Alternative Breakfast Models Boost Participation

February 19, 2020

Just weeks after the Trump administration announced new proposed rollbacks to school food, including breakfast, a report revealed the very breakfast serving models the rollbacks address are having the most success at increasing breakfast participation among the children who need it the most.

During the 2018-2019 school year, more than 14.6 million children—including 12.4 million low-income students—ate breakfast in schools, according to the annual School Breakfast Scorecard, released last week by the Food Research & Action Center (FRAC). The report looks at breakfast participation overall and specifically among students that qualify for free or reduced-price.
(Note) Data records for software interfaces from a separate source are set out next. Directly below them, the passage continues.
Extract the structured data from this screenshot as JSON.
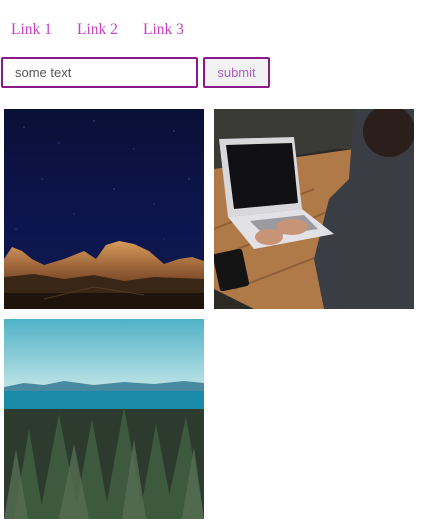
{
  "nav": {
    "links": [
      "Link 1",
      "Link 2",
      "Link 3"
    ]
  },
  "form": {
    "input_value": "some text",
    "submit_label": "submit"
  },
  "gallery": {
    "images": [
      {
        "subject": "night-sky-desert-mountains"
      },
      {
        "subject": "person-typing-on-laptop"
      },
      {
        "subject": "forest-and-lake"
      }
    ]
  },
  "colors": {
    "link": "#c93fc2",
    "border": "#8a1a8a",
    "button_text": "#b05fc5"
  }
}
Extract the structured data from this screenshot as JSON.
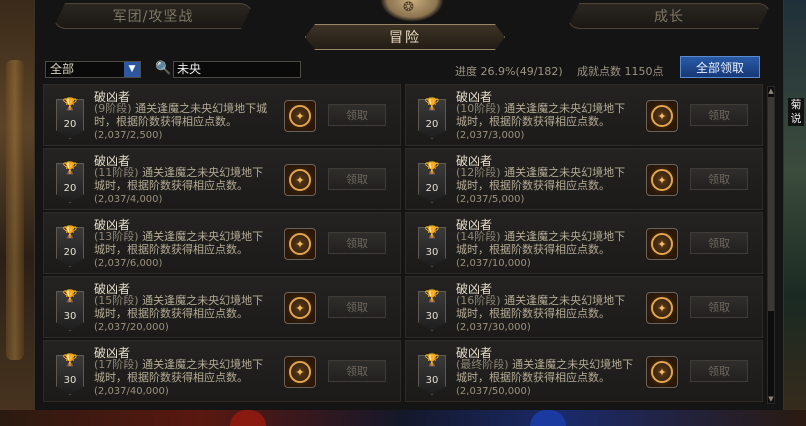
{
  "tabs": {
    "left_label": "军团/攻坚战",
    "right_label": "成长",
    "active_label": "冒险"
  },
  "filter": {
    "category_selected": "全部",
    "search_value": "未央"
  },
  "stats": {
    "progress_text": "进度 26.9%(49/182)",
    "points_text": "成就点数 1150点"
  },
  "buttons": {
    "claim_all": "全部领取",
    "claim": "领取"
  },
  "side_hint": "菊\n说",
  "icons": {
    "trophy": "trophy-icon",
    "reward": "reward-emblem-icon",
    "search": "search-icon"
  },
  "achievements": [
    {
      "title": "破凶者",
      "stage": "(9阶段)",
      "desc": "通关逢魔之未央幻境地下城时，根据阶数获得相应点数。",
      "progress": "(2,037/2,500)",
      "points": "20"
    },
    {
      "title": "破凶者",
      "stage": "(10阶段)",
      "desc": "通关逢魔之未央幻境地下城时，根据阶数获得相应点数。",
      "progress": "(2,037/3,000)",
      "points": "20"
    },
    {
      "title": "破凶者",
      "stage": "(11阶段)",
      "desc": "通关逢魔之未央幻境地下城时，根据阶数获得相应点数。",
      "progress": "(2,037/4,000)",
      "points": "20"
    },
    {
      "title": "破凶者",
      "stage": "(12阶段)",
      "desc": "通关逢魔之未央幻境地下城时，根据阶数获得相应点数。",
      "progress": "(2,037/5,000)",
      "points": "20"
    },
    {
      "title": "破凶者",
      "stage": "(13阶段)",
      "desc": "通关逢魔之未央幻境地下城时，根据阶数获得相应点数。",
      "progress": "(2,037/6,000)",
      "points": "20"
    },
    {
      "title": "破凶者",
      "stage": "(14阶段)",
      "desc": "通关逢魔之未央幻境地下城时，根据阶数获得相应点数。",
      "progress": "(2,037/10,000)",
      "points": "30"
    },
    {
      "title": "破凶者",
      "stage": "(15阶段)",
      "desc": "通关逢魔之未央幻境地下城时，根据阶数获得相应点数。",
      "progress": "(2,037/20,000)",
      "points": "30"
    },
    {
      "title": "破凶者",
      "stage": "(16阶段)",
      "desc": "通关逢魔之未央幻境地下城时，根据阶数获得相应点数。",
      "progress": "(2,037/30,000)",
      "points": "30"
    },
    {
      "title": "破凶者",
      "stage": "(17阶段)",
      "desc": "通关逢魔之未央幻境地下城时，根据阶数获得相应点数。",
      "progress": "(2,037/40,000)",
      "points": "30"
    },
    {
      "title": "破凶者",
      "stage": "(最终阶段)",
      "desc": "通关逢魔之未央幻境地下城时，根据阶数获得相应点数。",
      "progress": "(2,037/50,000)",
      "points": "30"
    }
  ]
}
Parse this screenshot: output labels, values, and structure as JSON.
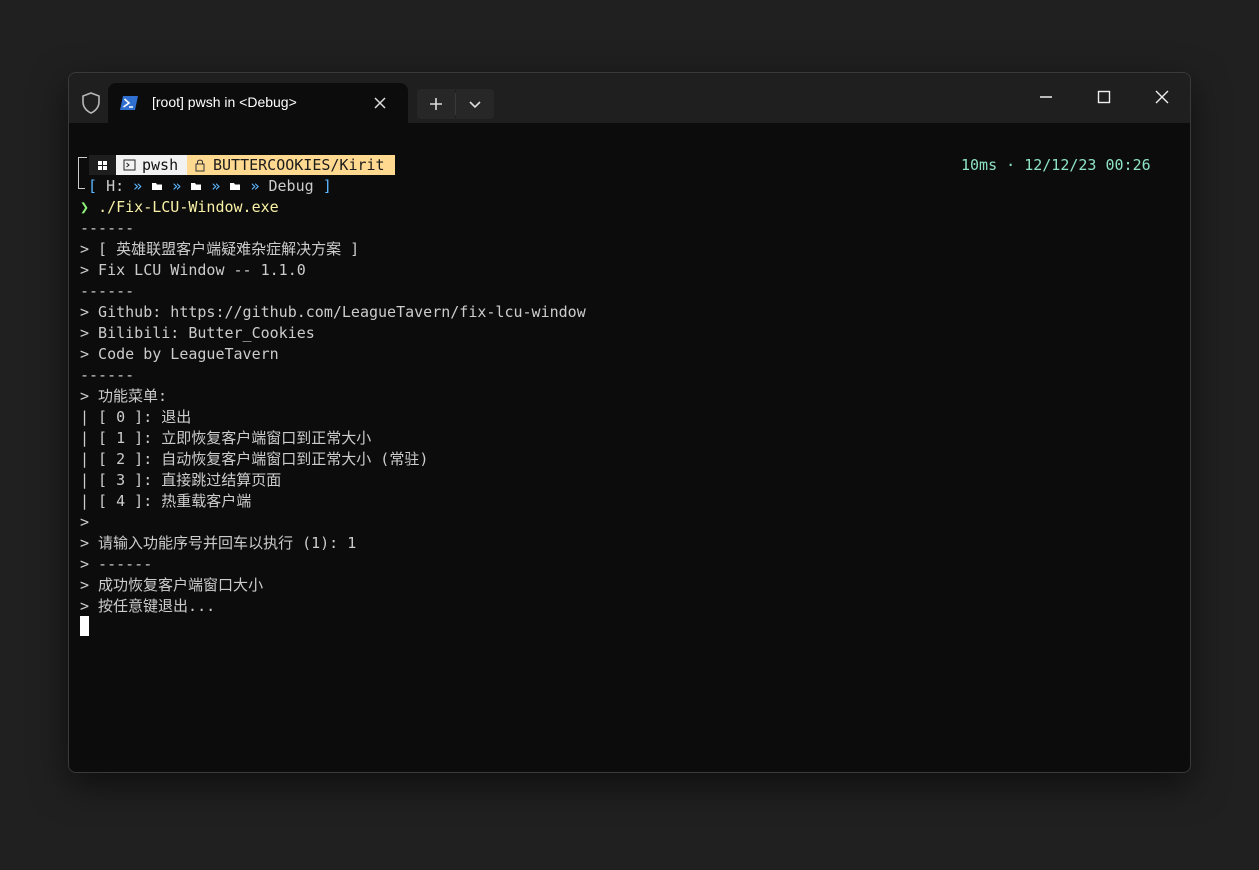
{
  "titlebar": {
    "tab_title": "[root] pwsh in <Debug>",
    "icons": [
      "shield-icon",
      "powershell-icon",
      "close-icon",
      "plus-icon",
      "chevron-down-icon",
      "minimize-icon",
      "maximize-icon",
      "close-icon"
    ]
  },
  "prompt": {
    "shell": "pwsh",
    "user": "BUTTERCOOKIES/Kirit",
    "drive": "H:",
    "folder": "Debug",
    "timing": "10ms · 12/12/23 00:26",
    "command": "./Fix-LCU-Window.exe"
  },
  "output": {
    "lines": [
      "------",
      "> [ 英雄联盟客户端疑难杂症解决方案 ]",
      "> Fix LCU Window -- 1.1.0",
      "------",
      "> Github: https://github.com/LeagueTavern/fix-lcu-window",
      "> Bilibili: Butter_Cookies",
      "> Code by LeagueTavern",
      "------",
      "> 功能菜单:",
      "| [ 0 ]: 退出",
      "| [ 1 ]: 立即恢复客户端窗口到正常大小",
      "| [ 2 ]: 自动恢复客户端窗口到正常大小 (常驻)",
      "| [ 3 ]: 直接跳过结算页面",
      "| [ 4 ]: 热重载客户端",
      ">",
      "> 请输入功能序号并回车以执行 (1): 1",
      "> ------",
      "> 成功恢复客户端窗口大小",
      "> 按任意键退出..."
    ]
  },
  "colors": {
    "terminal_bg": "#0c0c0c",
    "text": "#cccccc",
    "user_segment": "#ffd990",
    "status_text": "#8ee3c4",
    "path_chevrons": "#5cb7ff",
    "command_text": "#f9f1a5",
    "prompt_arrow": "#8ef07a"
  }
}
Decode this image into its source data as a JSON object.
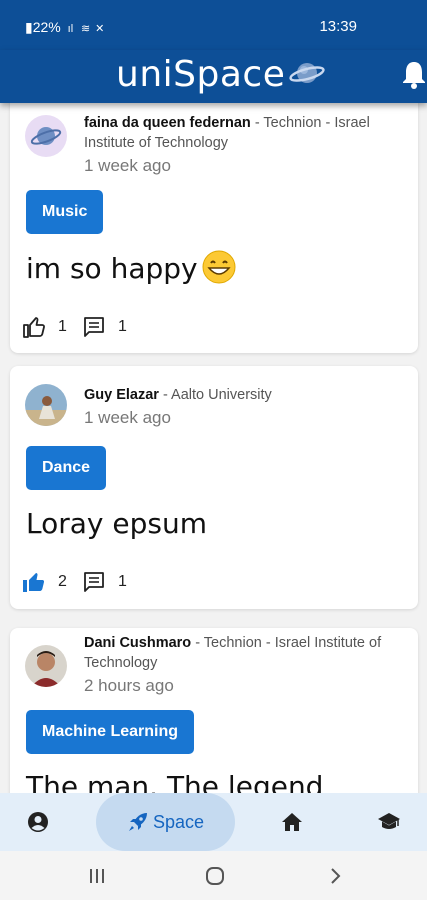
{
  "status": {
    "battery": "22%",
    "time": "13:39"
  },
  "header": {
    "title": "uniSpace"
  },
  "posts": [
    {
      "author": "faina da queen federnan",
      "affiliation": " - Technion - Israel Institute of Technology",
      "time": "1 week ago",
      "tag": "Music",
      "text": "im so happy",
      "likes": "1",
      "comments": "1",
      "liked": false
    },
    {
      "author": "Guy Elazar",
      "affiliation": " - Aalto University",
      "time": "1 week ago",
      "tag": "Dance",
      "text": "Loray epsum",
      "likes": "2",
      "comments": "1",
      "liked": true
    },
    {
      "author": "Dani Cushmaro",
      "affiliation": " - Technion - Israel Institute of Technology",
      "time": "2 hours ago",
      "tag": "Machine Learning",
      "text": "The man. The legend"
    }
  ],
  "nav": {
    "space_label": "Space",
    "active": "space"
  },
  "colors": {
    "primary": "#0d4f97",
    "tag": "#1976d2",
    "nav_bg": "#e3eef9",
    "nav_active": "#c5daf0"
  }
}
Nationally, participation rates were about the same as the previous year, but alternative breakfast models helped bolster participation in certain states. “The states that have made steady gains in participation among low-income children are those that have breakfast after the bell models in place, often combined with offering breakfast at no charge,” said Crystal FitzSimons, director of school and out-of-school time programs at FRAC. “We urge more states to promote this approach.”

One of the proposed school food rollbacks targets fruit served in alternative breakfast models, like breakfast in the classroom and grab and go breakfast. The proposed rule would allow schools to serve less fruit in alternative models than is offered in traditional cafeteria-style service.

Breakfast is such an important meal, especially for students who might struggle to get a nutritious breakfast at home. Healthy Schools Campaign has always been an advocate for school breakfast and specifically for alternative breakfast models that make it easier for students to get this important meal.

Now is not the time to roll back progress! You can raise your voice and submit an official public comment in opposition to the proposed rules until March 23.